Website and app data records:
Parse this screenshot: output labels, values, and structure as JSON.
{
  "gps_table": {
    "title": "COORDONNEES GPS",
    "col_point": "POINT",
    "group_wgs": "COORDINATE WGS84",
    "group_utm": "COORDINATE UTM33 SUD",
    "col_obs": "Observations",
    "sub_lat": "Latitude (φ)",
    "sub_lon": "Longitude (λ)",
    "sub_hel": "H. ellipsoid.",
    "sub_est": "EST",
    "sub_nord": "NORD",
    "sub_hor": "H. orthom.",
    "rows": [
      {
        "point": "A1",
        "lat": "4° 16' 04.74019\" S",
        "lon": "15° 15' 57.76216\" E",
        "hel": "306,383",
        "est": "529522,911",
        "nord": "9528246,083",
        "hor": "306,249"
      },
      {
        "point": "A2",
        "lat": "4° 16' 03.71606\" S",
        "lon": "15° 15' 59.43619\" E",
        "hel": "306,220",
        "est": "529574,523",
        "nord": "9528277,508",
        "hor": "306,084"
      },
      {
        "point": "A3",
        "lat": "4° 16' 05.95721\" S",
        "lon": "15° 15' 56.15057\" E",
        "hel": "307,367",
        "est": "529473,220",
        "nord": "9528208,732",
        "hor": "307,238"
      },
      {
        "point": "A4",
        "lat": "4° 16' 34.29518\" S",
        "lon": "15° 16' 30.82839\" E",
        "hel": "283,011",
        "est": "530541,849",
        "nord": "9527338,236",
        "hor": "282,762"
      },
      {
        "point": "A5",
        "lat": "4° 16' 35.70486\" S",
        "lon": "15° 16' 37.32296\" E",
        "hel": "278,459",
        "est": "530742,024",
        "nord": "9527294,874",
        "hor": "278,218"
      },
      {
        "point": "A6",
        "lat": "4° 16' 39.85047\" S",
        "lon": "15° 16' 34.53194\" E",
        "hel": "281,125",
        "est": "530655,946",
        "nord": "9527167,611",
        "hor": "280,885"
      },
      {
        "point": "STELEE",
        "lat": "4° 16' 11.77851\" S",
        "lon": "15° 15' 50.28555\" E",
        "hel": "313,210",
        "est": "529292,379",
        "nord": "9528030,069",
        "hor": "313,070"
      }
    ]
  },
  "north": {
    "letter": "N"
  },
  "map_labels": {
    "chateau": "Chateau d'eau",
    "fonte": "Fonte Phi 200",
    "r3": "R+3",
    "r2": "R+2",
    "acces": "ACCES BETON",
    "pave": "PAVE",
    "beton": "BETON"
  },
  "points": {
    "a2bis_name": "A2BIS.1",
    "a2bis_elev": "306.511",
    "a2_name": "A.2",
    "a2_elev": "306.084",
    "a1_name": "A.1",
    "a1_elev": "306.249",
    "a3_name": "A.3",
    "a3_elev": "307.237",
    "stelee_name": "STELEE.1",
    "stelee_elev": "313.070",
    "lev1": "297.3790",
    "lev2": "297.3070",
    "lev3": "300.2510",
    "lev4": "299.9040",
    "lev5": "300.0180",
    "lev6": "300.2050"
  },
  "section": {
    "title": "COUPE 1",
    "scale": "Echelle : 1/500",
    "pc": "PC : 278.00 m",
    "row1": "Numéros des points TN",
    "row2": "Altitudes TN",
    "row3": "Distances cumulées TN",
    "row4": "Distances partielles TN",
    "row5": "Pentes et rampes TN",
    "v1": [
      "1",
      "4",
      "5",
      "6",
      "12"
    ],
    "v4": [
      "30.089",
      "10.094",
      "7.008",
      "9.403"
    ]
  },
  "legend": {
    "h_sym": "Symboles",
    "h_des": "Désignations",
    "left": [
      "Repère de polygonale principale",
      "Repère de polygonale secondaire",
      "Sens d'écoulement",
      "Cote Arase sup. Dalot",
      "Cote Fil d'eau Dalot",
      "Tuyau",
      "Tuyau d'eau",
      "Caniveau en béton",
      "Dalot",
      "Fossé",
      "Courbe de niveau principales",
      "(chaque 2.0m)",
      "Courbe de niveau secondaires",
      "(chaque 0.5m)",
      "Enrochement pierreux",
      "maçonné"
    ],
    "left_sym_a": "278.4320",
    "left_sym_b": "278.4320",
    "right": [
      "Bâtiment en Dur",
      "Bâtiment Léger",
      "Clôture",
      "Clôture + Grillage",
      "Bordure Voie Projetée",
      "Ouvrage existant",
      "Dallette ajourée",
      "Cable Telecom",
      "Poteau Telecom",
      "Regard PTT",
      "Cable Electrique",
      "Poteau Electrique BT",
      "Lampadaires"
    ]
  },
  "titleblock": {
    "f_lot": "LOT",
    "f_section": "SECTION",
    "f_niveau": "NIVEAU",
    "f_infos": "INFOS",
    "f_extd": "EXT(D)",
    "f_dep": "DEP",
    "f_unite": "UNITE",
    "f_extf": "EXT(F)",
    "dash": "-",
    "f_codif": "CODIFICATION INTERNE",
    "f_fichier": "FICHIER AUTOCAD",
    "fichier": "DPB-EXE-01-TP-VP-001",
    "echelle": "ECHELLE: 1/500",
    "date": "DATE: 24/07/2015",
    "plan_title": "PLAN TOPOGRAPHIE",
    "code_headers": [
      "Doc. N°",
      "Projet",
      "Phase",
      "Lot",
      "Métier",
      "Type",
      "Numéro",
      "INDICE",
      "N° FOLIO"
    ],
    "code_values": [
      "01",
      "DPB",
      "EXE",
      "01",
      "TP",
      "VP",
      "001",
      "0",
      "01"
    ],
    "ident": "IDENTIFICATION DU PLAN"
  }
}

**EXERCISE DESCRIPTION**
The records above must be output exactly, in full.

**ANSWER TO THIS EXERCISE**
Parse this screenshot: output labels, values, and structure as JSON.
{
  "gps_table": {
    "title": "COORDONNEES GPS",
    "col_point": "POINT",
    "group_wgs": "COORDINATE WGS84",
    "group_utm": "COORDINATE UTM33 SUD",
    "col_obs": "Observations",
    "sub_lat": "Latitude (φ)",
    "sub_lon": "Longitude (λ)",
    "sub_hel": "H. ellipsoid.",
    "sub_est": "EST",
    "sub_nord": "NORD",
    "sub_hor": "H. orthom.",
    "rows": [
      {
        "point": "A1",
        "lat": "4° 16' 04.74019\" S",
        "lon": "15° 15' 57.76216\" E",
        "hel": "306,383",
        "est": "529522,911",
        "nord": "9528246,083",
        "hor": "306,249"
      },
      {
        "point": "A2",
        "lat": "4° 16' 03.71606\" S",
        "lon": "15° 15' 59.43619\" E",
        "hel": "306,220",
        "est": "529574,523",
        "nord": "9528277,508",
        "hor": "306,084"
      },
      {
        "point": "A3",
        "lat": "4° 16' 05.95721\" S",
        "lon": "15° 15' 56.15057\" E",
        "hel": "307,367",
        "est": "529473,220",
        "nord": "9528208,732",
        "hor": "307,238"
      },
      {
        "point": "A4",
        "lat": "4° 16' 34.29518\" S",
        "lon": "15° 16' 30.82839\" E",
        "hel": "283,011",
        "est": "530541,849",
        "nord": "9527338,236",
        "hor": "282,762"
      },
      {
        "point": "A5",
        "lat": "4° 16' 35.70486\" S",
        "lon": "15° 16' 37.32296\" E",
        "hel": "278,459",
        "est": "530742,024",
        "nord": "9527294,874",
        "hor": "278,218"
      },
      {
        "point": "A6",
        "lat": "4° 16' 39.85047\" S",
        "lon": "15° 16' 34.53194\" E",
        "hel": "281,125",
        "est": "530655,946",
        "nord": "9527167,611",
        "hor": "280,885"
      },
      {
        "point": "STELEE",
        "lat": "4° 16' 11.77851\" S",
        "lon": "15° 15' 50.28555\" E",
        "hel": "313,210",
        "est": "529292,379",
        "nord": "9528030,069",
        "hor": "313,070"
      }
    ]
  },
  "north": {
    "letter": "N"
  },
  "map_labels": {
    "chateau": "Chateau d'eau",
    "fonte": "Fonte Phi 200",
    "r3": "R+3",
    "r2": "R+2",
    "acces": "ACCES BETON",
    "pave": "PAVE",
    "beton": "BETON"
  },
  "points": {
    "a2bis_name": "A2BIS.1",
    "a2bis_elev": "306.511",
    "a2_name": "A.2",
    "a2_elev": "306.084",
    "a1_name": "A.1",
    "a1_elev": "306.249",
    "a3_name": "A.3",
    "a3_elev": "307.237",
    "stelee_name": "STELEE.1",
    "stelee_elev": "313.070",
    "lev1": "297.3790",
    "lev2": "297.3070",
    "lev3": "300.2510",
    "lev4": "299.9040",
    "lev5": "300.0180",
    "lev6": "300.2050"
  },
  "section": {
    "title": "COUPE 1",
    "scale": "Echelle : 1/500",
    "pc": "PC : 278.00 m",
    "row1": "Numéros des points TN",
    "row2": "Altitudes TN",
    "row3": "Distances cumulées TN",
    "row4": "Distances partielles TN",
    "row5": "Pentes et rampes TN",
    "v1": [
      "1",
      "4",
      "5",
      "6",
      "12"
    ],
    "v4": [
      "30.089",
      "10.094",
      "7.008",
      "9.403"
    ]
  },
  "legend": {
    "h_sym": "Symboles",
    "h_des": "Désignations",
    "left": [
      "Repère de polygonale principale",
      "Repère de polygonale secondaire",
      "Sens d'écoulement",
      "Cote Arase sup. Dalot",
      "Cote Fil d'eau Dalot",
      "Tuyau",
      "Tuyau d'eau",
      "Caniveau en béton",
      "Dalot",
      "Fossé",
      "Courbe de niveau principales",
      "(chaque 2.0m)",
      "Courbe de niveau secondaires",
      "(chaque 0.5m)",
      "Enrochement pierreux",
      "maçonné"
    ],
    "left_sym_a": "278.4320",
    "left_sym_b": "278.4320",
    "right": [
      "Bâtiment en Dur",
      "Bâtiment Léger",
      "Clôture",
      "Clôture + Grillage",
      "Bordure Voie Projetée",
      "Ouvrage existant",
      "Dallette ajourée",
      "Cable Telecom",
      "Poteau Telecom",
      "Regard PTT",
      "Cable Electrique",
      "Poteau Electrique BT",
      "Lampadaires"
    ]
  },
  "titleblock": {
    "f_lot": "LOT",
    "f_section": "SECTION",
    "f_niveau": "NIVEAU",
    "f_infos": "INFOS",
    "f_extd": "EXT(D)",
    "f_dep": "DEP",
    "f_unite": "UNITE",
    "f_extf": "EXT(F)",
    "dash": "-",
    "f_codif": "CODIFICATION INTERNE",
    "f_fichier": "FICHIER AUTOCAD",
    "fichier": "DPB-EXE-01-TP-VP-001",
    "echelle": "ECHELLE: 1/500",
    "date": "DATE: 24/07/2015",
    "plan_title": "PLAN TOPOGRAPHIE",
    "code_headers": [
      "Doc. N°",
      "Projet",
      "Phase",
      "Lot",
      "Métier",
      "Type",
      "Numéro",
      "INDICE",
      "N° FOLIO"
    ],
    "code_values": [
      "01",
      "DPB",
      "EXE",
      "01",
      "TP",
      "VP",
      "001",
      "0",
      "01"
    ],
    "ident": "IDENTIFICATION DU PLAN"
  }
}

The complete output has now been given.